According the Jim Burke, Workforce Logiq’s CEO, many U.S. workers are reassessing their career as life returns to a sense of normalcy post-pandemic. He added that many employees are searching for roles that offer advancement opportunities, flexibility, and more money. “Our quarterly and year-over-year predictive volatility benchmarks highlight the impact of this ‘Great Resignation’ period and indicate this trend will continue well into the fall,” Burke said.
Public safety was the job category that showed the highest Q2 increase in employee volatility, with a 300% increase over Q1. This was closely followed by skilled trade (+204%) and the military (+201%). The top five states with the highest Q2 volatility percentage increases were:
- Mississippi (+73%)
- Wyoming (+70%)
- Montana (+68%)
- West Virginia (+67%)
- Maryland (+66%)
According to Dr. Christy Petrosso, Workforce Logiq’s Chief Data Scientist and Talent Economist, employers will need to get in front of workforce retention issues and win over high-quality external candidates to successfully navigate the Great Resignation period.
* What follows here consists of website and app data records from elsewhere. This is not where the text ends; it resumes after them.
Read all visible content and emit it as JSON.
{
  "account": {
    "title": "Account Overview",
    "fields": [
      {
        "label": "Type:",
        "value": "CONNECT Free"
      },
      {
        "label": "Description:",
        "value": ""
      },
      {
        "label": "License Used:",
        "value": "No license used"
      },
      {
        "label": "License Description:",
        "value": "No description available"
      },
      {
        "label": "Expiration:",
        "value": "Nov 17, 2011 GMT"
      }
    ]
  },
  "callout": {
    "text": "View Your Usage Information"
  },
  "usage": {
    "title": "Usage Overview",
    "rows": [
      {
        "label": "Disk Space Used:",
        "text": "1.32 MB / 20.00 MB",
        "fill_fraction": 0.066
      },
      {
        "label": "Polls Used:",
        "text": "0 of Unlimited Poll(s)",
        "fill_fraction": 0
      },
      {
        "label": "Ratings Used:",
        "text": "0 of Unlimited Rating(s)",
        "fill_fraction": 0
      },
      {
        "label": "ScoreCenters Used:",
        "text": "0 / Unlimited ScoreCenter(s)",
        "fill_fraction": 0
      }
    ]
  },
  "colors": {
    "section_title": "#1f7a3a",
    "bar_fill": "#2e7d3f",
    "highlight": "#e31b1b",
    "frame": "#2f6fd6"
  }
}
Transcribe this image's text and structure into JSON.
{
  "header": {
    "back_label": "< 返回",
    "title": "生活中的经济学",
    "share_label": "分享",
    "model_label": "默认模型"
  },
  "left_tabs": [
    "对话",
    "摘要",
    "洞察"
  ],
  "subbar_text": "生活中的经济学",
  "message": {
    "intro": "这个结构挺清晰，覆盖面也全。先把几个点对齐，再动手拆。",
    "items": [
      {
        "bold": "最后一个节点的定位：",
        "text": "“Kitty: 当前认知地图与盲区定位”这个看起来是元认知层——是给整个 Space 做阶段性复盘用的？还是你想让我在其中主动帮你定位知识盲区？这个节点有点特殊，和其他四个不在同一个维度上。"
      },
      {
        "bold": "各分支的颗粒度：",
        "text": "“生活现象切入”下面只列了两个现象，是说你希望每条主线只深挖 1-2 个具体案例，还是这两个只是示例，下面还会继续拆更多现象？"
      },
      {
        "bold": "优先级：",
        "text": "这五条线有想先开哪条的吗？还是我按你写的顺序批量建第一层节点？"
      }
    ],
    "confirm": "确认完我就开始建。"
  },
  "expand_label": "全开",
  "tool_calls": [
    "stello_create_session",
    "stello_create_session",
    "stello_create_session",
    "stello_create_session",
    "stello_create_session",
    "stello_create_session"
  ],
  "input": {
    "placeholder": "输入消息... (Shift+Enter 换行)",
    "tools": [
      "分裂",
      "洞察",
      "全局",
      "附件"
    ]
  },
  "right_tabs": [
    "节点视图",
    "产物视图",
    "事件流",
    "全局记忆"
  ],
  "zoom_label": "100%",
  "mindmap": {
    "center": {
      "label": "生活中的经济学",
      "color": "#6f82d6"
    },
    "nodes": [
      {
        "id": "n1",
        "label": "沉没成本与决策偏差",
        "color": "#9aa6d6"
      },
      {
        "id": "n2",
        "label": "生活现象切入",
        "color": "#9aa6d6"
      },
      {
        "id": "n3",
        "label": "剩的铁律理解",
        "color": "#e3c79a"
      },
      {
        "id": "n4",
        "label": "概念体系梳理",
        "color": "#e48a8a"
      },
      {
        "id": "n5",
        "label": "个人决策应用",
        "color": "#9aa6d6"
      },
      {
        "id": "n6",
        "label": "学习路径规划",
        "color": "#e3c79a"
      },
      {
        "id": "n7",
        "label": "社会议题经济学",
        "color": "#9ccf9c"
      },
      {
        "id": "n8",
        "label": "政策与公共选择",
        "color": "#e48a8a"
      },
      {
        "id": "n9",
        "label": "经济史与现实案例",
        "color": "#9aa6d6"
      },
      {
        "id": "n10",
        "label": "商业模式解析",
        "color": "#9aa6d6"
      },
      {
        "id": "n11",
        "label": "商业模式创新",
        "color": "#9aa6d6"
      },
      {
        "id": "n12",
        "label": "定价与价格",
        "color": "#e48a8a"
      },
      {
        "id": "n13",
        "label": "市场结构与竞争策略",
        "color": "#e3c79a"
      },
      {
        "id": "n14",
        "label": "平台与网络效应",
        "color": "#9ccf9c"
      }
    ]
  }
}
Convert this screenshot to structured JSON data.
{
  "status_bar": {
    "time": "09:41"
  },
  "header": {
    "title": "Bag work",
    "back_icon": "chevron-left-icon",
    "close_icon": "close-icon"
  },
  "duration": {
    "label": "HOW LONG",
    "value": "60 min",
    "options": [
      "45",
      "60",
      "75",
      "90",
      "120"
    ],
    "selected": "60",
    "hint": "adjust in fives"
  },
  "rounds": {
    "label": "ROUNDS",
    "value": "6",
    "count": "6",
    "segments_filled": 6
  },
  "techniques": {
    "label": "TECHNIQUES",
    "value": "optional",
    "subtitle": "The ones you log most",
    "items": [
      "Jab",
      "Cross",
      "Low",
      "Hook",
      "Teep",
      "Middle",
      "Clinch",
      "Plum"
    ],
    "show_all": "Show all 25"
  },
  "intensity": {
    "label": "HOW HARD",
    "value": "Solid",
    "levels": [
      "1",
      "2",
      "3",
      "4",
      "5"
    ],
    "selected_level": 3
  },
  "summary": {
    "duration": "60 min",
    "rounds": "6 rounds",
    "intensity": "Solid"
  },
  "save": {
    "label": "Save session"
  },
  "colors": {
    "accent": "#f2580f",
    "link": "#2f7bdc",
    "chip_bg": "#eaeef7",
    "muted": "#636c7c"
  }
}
“Predictive tools surface critical insight on the workers most at risk of quitting and why, where to look for the best new talent, potential future skills gaps, and more. Employers can use this intelligence to proactively address attrition before it impacts the business, upskill the existing workforce, and acquire the right talent to meet immediate and future needs,” Petrosso said.